On May 16, 2011, tan and gray smoke spread hundreds of kilometers across Alberta, Saskatchewan, and the Northwest Territories in Canada. At 10:00 a.m., the Alberta government reported 116 fires burning in the province, 34 of them out of control. The following day, the total number of fires had dropped to 100, and the number of uncontrolled fires had dropped to 22. But four new fires had started to burn out of control.
The Moderate Resolution Imaging Spectroradiometer (MODIS) on NASA’s Terra satellite took this image at 12:35 p.m. local time on May 16. Similar images of central Canada are available twice daily.

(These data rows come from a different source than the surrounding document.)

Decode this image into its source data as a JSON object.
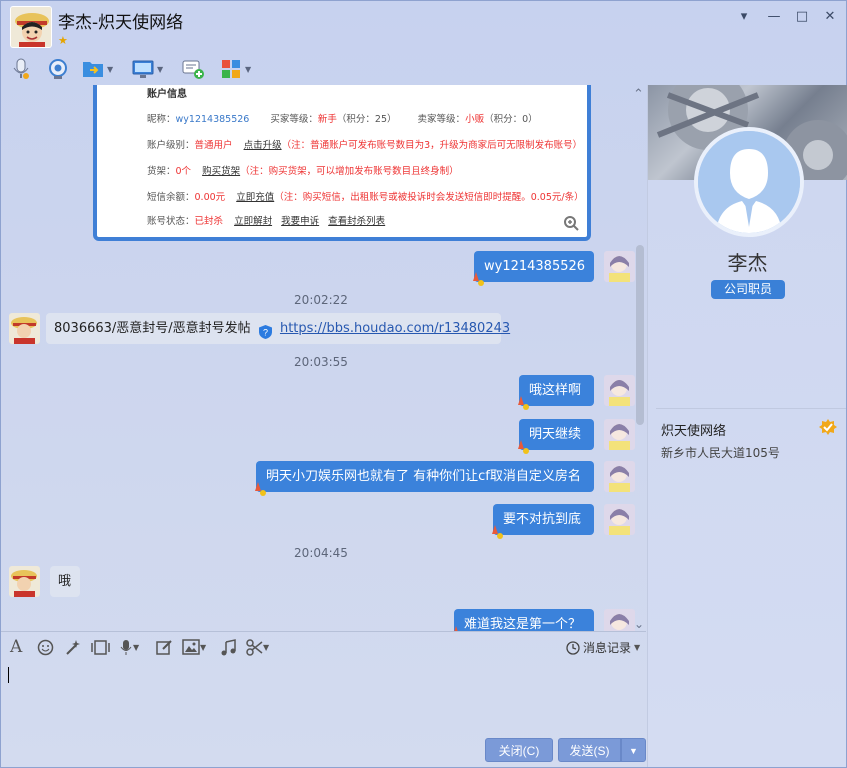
{
  "window": {
    "title": "李杰-炽天使网络",
    "controls": {
      "menu": "▾",
      "minimize": "—",
      "maximize": "□",
      "close": "✕"
    }
  },
  "toolbar": {
    "items": [
      "microphone-icon",
      "video-icon",
      "file-transfer-icon",
      "screen-share-icon",
      "add-app-icon",
      "apps-grid-icon"
    ]
  },
  "screenshot_card": {
    "header": "账户信息",
    "rows": [
      {
        "label": "昵称：",
        "value": "wy1214385526",
        "extra1": "买家等级：",
        "extra1_value": "新手",
        "extra1_note": "（积分：25）",
        "extra2": "卖家等级：",
        "extra2_value": "小贩",
        "extra2_note": "（积分：0）"
      },
      {
        "label": "账户级别：",
        "value": "普通用户",
        "link": "点击升级",
        "note": "（注：普通账户可发布账号数目为3，升级为商家后可无限制发布账号）"
      },
      {
        "label": "货架：",
        "value": "0个",
        "link": "购买货架",
        "note": "（注：购买货架，可以增加发布账号数目且终身制）"
      },
      {
        "label": "短信余额：",
        "value": "0.00元",
        "link": "立即充值",
        "note": "（注：购买短信，出租账号或被投诉时会发送短信即时提醒。0.05元/条）"
      },
      {
        "label": "账号状态：",
        "value": "已封杀",
        "link": "立即解封",
        "link2": "我要申诉",
        "link3": "查看封杀列表"
      }
    ]
  },
  "messages": [
    {
      "side": "right",
      "text": "wy1214385526"
    },
    {
      "type": "time",
      "text": "20:02:22"
    },
    {
      "side": "left",
      "text": "8036663/恶意封号/恶意封号发帖",
      "link": "https://bbs.houdao.com/r13480243"
    },
    {
      "type": "time",
      "text": "20:03:55"
    },
    {
      "side": "right",
      "text": "哦这样啊"
    },
    {
      "side": "right",
      "text": "明天继续"
    },
    {
      "side": "right",
      "text": "明天小刀娱乐网也就有了 有种你们让cf取消自定义房名"
    },
    {
      "side": "right",
      "text": "要不对抗到底"
    },
    {
      "type": "time",
      "text": "20:04:45"
    },
    {
      "side": "left",
      "text": "哦"
    },
    {
      "side": "right",
      "text": "难道我这是第一个？"
    }
  ],
  "input": {
    "history_label": "消息记录",
    "close_button": "关闭(C)",
    "send_button": "发送(S)"
  },
  "profile": {
    "name": "李杰",
    "role": "公司职员",
    "company": "炽天使网络",
    "address": "新乡市人民大道105号"
  },
  "colors": {
    "accent": "#3b82db",
    "danger": "#e33333"
  }
}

The top image shows a wide area to illustrate how far the smoke traveled. The lower image provides a closer view of a massive fire burning south of Lake Athabasca. Fire detections are outlined in red. Strong winds fanned the fires on May 15 and 16, sending thick plumes of smoke to the north.
The fires forced some energy and transportation companies to suspend operations, reported CBC News. Multiple oil and gas companies suspended drilling and moved their employees to safety. Oil transport was also hampered by a shutdown of rail service and a pipeline closure. Meanwhile, fires near Lesser Slave Lake destroyed 40 percent of the nearby town on May 15, including hundreds of homes and businesses and the town hall.
On May 17, CBC News reported that British Columbia was sending 200 more firefighters, in addition to the 130 firefighters already deployed to Alberta. Fire danger remained extreme throughout much of northern Alberta on May 17, the government reported.